MFE: What seems to be challenging your clients right now?
Younger residents are becoming far more demanding in terms of an online experience. That is clearly one thing property managers are attempting to properly cater to and handle. There also appears to still be high turnover on the properties at the site level. To be able to keep site managers trained given that turn over is a challenge for them. Finally, the economy is challenging everyone to keep finding ways for pairing down cost. The awareness and the level of desire to change and adapt to meet those challenges seem to be higher than they have been in years past.

MFE: How do you gauge the general level of technology adoption and usage in multifamily?
Yardi: Sometimes people continue to ask if the real estate market is lagging behind when it comes to technology. My reaction to that is that it depends on what the comparison point is. If we compare the real estate marketplace with online reservations for airlines or stock trading, we might conclude that adoption is somewhat slow, but I don’t know that it is appropriate to make that comparison. Compared to other industries, the adoption rate is at least as good as in any other relatively stable marketplace.

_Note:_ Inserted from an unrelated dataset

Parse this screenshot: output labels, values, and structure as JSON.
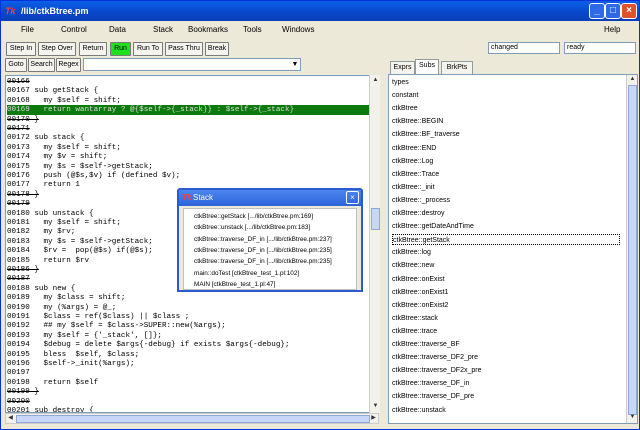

MFE: What if you compare the market to itself? Looking back five years ago, there seems to be an almost exponential increase in adoption amongst multifamily users today. Do those users seem to be getting and getting better at it?  

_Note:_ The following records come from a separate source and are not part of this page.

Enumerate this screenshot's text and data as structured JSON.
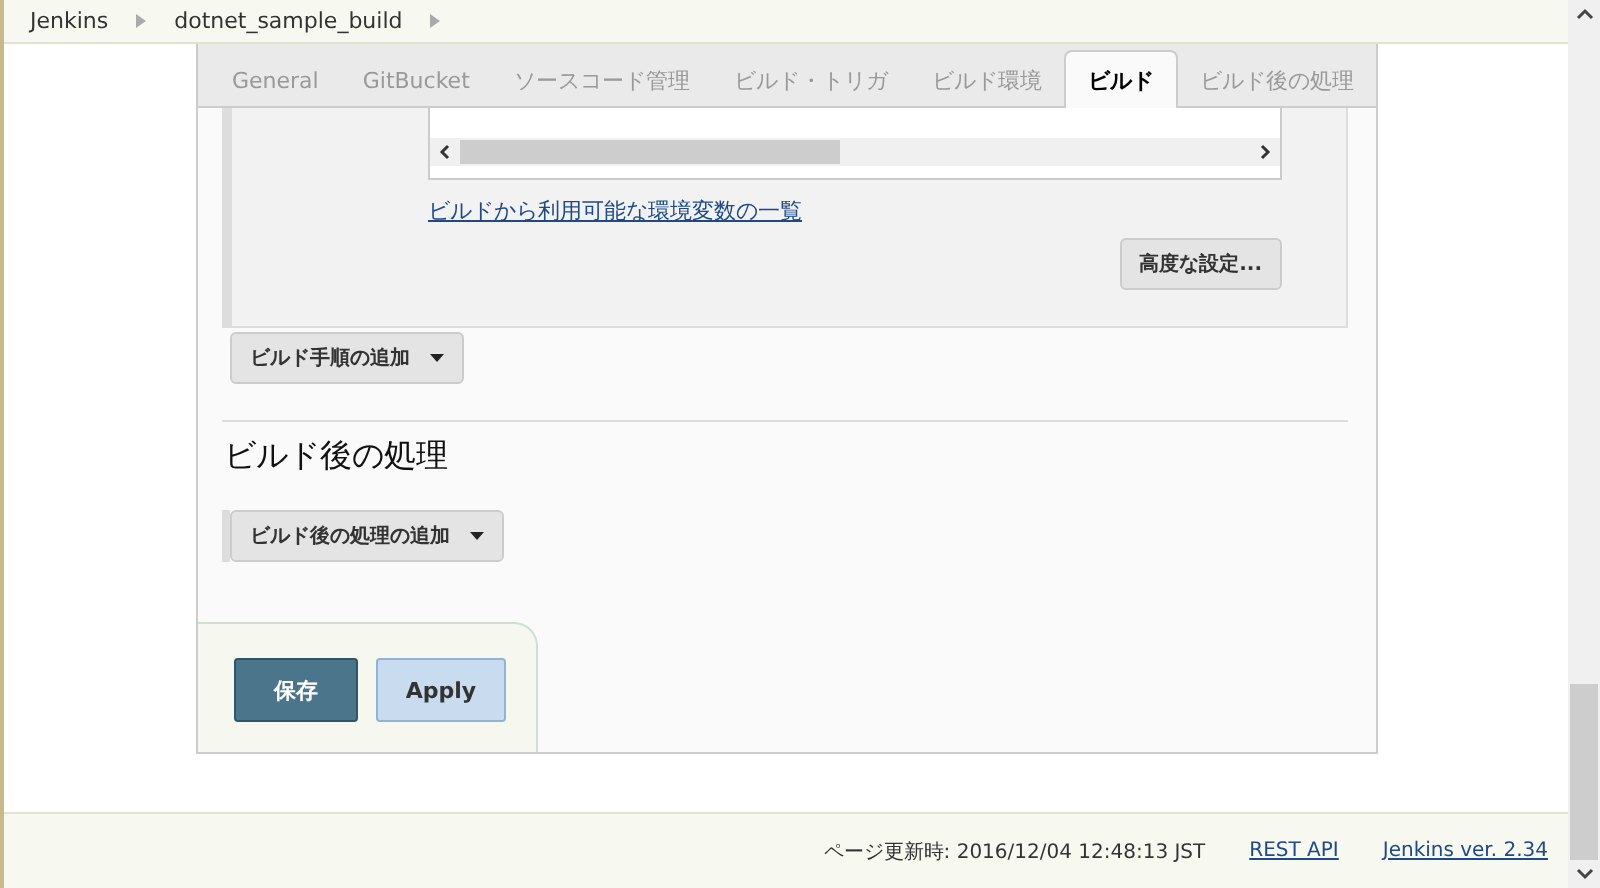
{
  "breadcrumbs": [
    {
      "label": "Jenkins"
    },
    {
      "label": "dotnet_sample_build"
    }
  ],
  "tabs": [
    {
      "label": "General",
      "selected": false
    },
    {
      "label": "GitBucket",
      "selected": false
    },
    {
      "label": "ソースコード管理",
      "selected": false
    },
    {
      "label": "ビルド・トリガ",
      "selected": false
    },
    {
      "label": "ビルド環境",
      "selected": false
    },
    {
      "label": "ビルド",
      "selected": true
    },
    {
      "label": "ビルド後の処理",
      "selected": false
    }
  ],
  "build": {
    "env_link": "ビルドから利用可能な環境変数の一覧",
    "advanced_button": "高度な設定...",
    "add_step_button": "ビルド手順の追加"
  },
  "post_build": {
    "heading": "ビルド後の処理",
    "add_button": "ビルド後の処理の追加"
  },
  "actions": {
    "save": "保存",
    "apply": "Apply"
  },
  "footer": {
    "updated": "ページ更新時: 2016/12/04 12:48:13 JST",
    "links": [
      "REST API",
      "Jenkins ver. 2.34"
    ]
  }
}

Yardi: Of course. Fifteen years ago even the notion of a centralized database may have been foreign. Most companies were accepting of the fact that each property maintained its own database and there was a degree of dependence on local staff. Then there was the transition to relational databases and the advantages of consolidated views of a portfolio. Once that was well under control—which I think it is now—the attention switched to ancillary services. Whether it is portals or electronics funds transfer or invoice processing or e-procurement or convergent billing, there seem to be any number of things that multifamily users seem willing to take on. My sense of this audience [at YASC] is that the number of people who are now focused on and interested in getting the most out of their system is extremely high. They are all eager and looking for ways to improve their productivity, efficiencies, keep their units occupied and improve their resident experience.

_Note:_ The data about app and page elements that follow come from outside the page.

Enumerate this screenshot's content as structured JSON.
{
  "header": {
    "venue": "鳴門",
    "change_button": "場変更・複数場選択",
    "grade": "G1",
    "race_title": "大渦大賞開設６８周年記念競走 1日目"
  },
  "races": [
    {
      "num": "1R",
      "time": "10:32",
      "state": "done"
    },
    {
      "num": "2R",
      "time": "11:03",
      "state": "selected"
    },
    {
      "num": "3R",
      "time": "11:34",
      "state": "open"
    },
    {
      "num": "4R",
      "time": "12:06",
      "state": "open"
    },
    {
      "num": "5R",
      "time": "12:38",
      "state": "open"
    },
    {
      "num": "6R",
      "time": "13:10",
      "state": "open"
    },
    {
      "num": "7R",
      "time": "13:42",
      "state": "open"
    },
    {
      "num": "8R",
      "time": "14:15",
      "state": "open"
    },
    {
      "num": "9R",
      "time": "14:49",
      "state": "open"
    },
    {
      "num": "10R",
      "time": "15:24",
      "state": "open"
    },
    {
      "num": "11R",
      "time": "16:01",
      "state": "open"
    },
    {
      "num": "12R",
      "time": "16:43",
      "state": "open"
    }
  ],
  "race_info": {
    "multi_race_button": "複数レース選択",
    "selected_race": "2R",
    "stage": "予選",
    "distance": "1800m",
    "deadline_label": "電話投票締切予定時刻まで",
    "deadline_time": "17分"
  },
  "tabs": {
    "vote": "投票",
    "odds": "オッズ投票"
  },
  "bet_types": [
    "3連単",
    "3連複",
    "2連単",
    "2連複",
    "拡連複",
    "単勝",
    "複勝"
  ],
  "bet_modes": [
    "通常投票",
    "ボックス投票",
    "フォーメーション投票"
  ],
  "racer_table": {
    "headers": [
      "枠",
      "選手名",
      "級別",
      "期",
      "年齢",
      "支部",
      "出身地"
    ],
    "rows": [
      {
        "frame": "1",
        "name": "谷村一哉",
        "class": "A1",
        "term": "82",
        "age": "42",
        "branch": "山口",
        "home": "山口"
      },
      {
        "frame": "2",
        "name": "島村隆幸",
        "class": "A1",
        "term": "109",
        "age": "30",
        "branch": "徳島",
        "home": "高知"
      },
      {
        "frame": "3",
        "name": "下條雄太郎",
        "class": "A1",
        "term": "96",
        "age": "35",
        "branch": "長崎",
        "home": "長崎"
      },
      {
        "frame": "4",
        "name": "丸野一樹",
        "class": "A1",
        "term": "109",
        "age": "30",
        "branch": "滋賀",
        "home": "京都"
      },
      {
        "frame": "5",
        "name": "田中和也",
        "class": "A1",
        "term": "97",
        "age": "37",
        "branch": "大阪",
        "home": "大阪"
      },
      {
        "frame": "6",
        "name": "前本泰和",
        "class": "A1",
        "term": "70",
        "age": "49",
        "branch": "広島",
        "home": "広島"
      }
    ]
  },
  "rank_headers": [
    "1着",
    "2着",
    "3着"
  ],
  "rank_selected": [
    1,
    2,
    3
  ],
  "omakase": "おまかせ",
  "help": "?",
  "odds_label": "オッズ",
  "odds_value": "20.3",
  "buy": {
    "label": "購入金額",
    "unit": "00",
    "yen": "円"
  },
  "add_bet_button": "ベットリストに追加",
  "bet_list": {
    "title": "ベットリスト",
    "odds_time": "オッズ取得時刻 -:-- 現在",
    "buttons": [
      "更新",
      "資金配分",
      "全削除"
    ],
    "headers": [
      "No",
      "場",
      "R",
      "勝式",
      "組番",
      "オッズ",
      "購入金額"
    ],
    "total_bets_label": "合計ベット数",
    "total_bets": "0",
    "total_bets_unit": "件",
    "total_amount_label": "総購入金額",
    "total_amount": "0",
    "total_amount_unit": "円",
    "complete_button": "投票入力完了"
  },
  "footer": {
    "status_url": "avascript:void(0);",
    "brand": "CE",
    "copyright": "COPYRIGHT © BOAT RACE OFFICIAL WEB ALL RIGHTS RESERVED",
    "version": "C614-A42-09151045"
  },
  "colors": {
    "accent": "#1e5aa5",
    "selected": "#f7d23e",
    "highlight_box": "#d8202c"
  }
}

MFE: How critical is it for Yardi users to consider social media in how they approach the market?
Yardi: Social media certainly seems to be a way that people are electing to communicate with groups of close friends, and there’s not much question that it is an effective mode of that type of communication. But the application of social media to business segments, particularly real estate, I think is still to be determined. There is a great deal of interest in it—certainly in our portal product we provide linking to Facebook and Twitter—but is there a paradigm change here? That’s difficult to say. Sometimes these changes don’t really crystallize except in retrospect. The marketplace has the challenge of anticipating which way things might go, we have the challenge of keeping in tune with the marketplace, and there are certainly false alarms that come along in that process. Still, Facebook and Twitter are clearly here to stay. Is their primary use the communication between tightly knit groups of peers or is there something more than that? That is to be determined.         

MFE: Finally, what competitive advantage does Yardi seek to give to its end user client?
Yardi: We like to make sure that anything we do is properly integrated into a baseline system. With the acquisitions that we have done, we have taken the time to rewrite all of the programs so they are properly integrated into the Voyager program. One of our strengths I would say is that there is one single database that houses all functions. There is consequently better visibility into everything that is happening in the entire company.